Superintendent Walter Davis of Woodridge Local Schools — who brought the March resolution to the board — says he doesn’t actually expect the state to hand over the money. But he said the board is requesting the money from the state to underscore the frustration that educators have over the millions of dollars the state keeps giving to charter schools, money that then isn’t available for traditional public schools. In Ohio, charter schools are called “community schools.”

“What we are dealing with in Ohio is a system of charter schools that are failing, and the state continues to transfer local public funding from traditional public schools to support them,” Davis said in an interview.”We aren’t expecting a check, but we are doing it to call attention to how, year-in and year-out, money is being taken away from us to support these schools that traditionally have much lower academic achievement rates than we do.”

From the 2010-11 school year to 2014-15, Ohio’s funding for traditional public schools dropped by $515 million, he said.
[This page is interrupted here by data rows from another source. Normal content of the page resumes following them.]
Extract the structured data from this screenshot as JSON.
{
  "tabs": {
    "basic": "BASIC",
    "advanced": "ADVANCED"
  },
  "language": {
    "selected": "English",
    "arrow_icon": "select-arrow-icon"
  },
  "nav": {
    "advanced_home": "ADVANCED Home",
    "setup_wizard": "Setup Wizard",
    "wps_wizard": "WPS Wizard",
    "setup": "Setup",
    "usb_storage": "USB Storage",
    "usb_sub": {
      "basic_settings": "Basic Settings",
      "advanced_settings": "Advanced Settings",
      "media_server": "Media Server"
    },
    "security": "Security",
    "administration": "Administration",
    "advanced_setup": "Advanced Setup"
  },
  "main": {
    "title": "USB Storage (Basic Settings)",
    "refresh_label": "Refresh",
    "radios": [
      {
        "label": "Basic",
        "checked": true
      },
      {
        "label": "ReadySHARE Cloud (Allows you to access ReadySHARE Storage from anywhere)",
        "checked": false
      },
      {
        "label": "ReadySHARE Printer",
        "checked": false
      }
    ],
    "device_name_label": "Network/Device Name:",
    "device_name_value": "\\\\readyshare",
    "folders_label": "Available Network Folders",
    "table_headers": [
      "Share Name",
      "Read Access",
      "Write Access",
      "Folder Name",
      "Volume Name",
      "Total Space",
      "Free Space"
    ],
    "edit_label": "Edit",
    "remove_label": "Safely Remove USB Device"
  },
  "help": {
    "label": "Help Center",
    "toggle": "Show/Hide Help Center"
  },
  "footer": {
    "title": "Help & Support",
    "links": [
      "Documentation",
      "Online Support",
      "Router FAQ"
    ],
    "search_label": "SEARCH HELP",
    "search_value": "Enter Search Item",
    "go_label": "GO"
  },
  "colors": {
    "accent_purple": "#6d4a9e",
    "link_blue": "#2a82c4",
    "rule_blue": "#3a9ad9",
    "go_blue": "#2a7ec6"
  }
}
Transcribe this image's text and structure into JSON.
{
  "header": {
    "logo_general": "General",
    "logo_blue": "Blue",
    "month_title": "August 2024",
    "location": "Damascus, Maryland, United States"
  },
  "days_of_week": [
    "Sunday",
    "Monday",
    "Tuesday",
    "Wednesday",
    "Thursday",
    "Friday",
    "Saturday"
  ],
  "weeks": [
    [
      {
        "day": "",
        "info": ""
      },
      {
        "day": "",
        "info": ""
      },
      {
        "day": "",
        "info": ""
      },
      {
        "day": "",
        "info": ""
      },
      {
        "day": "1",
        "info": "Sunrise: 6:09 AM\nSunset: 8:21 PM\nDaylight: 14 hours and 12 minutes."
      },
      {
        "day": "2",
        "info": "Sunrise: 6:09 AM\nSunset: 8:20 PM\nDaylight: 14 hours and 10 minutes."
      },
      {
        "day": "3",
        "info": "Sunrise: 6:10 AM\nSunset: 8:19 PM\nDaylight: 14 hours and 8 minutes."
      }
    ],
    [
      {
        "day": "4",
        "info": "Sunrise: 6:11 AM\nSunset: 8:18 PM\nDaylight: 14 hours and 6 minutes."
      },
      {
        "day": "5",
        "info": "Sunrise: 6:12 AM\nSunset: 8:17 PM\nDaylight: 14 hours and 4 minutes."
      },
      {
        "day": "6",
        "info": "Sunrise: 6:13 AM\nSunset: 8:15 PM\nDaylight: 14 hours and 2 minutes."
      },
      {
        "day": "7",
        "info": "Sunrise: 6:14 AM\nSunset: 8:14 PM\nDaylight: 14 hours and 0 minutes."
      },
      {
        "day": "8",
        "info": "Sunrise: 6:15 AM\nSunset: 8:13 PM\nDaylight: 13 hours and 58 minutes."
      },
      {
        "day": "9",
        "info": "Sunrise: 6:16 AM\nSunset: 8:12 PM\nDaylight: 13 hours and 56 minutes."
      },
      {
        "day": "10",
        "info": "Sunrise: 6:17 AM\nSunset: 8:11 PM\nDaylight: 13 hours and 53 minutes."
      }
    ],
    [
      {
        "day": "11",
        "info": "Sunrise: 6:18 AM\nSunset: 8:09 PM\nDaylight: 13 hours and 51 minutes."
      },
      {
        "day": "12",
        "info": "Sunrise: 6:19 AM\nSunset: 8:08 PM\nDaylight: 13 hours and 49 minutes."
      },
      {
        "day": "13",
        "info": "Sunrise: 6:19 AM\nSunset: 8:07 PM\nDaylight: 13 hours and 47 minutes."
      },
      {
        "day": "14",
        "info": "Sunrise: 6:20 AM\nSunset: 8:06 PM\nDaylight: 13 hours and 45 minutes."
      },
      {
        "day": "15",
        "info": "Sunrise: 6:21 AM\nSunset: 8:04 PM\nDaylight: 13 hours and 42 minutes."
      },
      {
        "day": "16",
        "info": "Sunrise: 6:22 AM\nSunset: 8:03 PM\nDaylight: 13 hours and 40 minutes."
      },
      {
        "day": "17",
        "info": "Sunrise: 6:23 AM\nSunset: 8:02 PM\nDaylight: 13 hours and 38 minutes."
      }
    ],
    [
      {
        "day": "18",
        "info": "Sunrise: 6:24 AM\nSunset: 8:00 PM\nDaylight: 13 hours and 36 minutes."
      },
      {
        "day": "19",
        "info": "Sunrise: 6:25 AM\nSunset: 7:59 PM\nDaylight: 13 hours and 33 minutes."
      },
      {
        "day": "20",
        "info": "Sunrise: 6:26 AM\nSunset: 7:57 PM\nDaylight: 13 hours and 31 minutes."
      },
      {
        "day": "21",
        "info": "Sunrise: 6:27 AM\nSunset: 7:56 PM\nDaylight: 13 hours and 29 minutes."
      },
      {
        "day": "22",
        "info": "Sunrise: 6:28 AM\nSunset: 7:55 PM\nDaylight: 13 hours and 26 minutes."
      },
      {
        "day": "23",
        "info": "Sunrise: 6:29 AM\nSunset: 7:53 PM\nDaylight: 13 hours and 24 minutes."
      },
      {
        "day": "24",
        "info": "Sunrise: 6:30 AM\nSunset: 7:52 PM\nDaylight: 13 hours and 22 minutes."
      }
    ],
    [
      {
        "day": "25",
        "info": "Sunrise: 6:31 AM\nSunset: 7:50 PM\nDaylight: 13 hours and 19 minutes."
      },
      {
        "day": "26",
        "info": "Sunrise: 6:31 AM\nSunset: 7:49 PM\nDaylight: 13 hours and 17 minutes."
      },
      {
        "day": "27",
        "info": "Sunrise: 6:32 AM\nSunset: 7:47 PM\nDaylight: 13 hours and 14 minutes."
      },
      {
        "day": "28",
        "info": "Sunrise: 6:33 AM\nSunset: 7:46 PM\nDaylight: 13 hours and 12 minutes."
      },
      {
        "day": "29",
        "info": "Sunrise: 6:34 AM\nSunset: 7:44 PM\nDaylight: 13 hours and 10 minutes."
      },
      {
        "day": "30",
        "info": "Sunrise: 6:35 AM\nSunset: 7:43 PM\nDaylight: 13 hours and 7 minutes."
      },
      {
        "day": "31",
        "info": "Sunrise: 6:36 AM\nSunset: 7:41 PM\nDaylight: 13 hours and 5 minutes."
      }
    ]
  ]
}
How troubled is the Ohio charter sector? A June 2015 story by the Akron Beacon Journal said it found that Ohio charter schools appeared to have misspent public money “nearly four times more often than any other type of taxpayer-funded agency.” It said that “since 2001, state auditors have uncovered $27.3 million improperly spent by charter schools, many run by for-profit companies, enrolling thousands of children and producing academic results that rival the worst in the nation.”

Some $6,890 is transferred from the school district for each student who attends a charter school, said Deanna Levenger, chief financial officer for the school district. But the state only provides about $680 per child in basic education funding, with the rest coming from local revenues. That means that local money is being used to fund charters around the state, she said. Furthermore, Davis noted, the state pays brick-and-mortar charter schools the same amount per student as online charters even though online schools don’t have the same cost structure.

A few weeks ago, after repeated attempts, the Ohio legislature finally passed legislation that attempts to clean up the charter sector by placing more mandates on charter operators. But Davis said the measure does nothing to change the funding problems.

Here’s the invoice, showing how much money has been sent from the Woodridge district to charter schools from 2000-2015.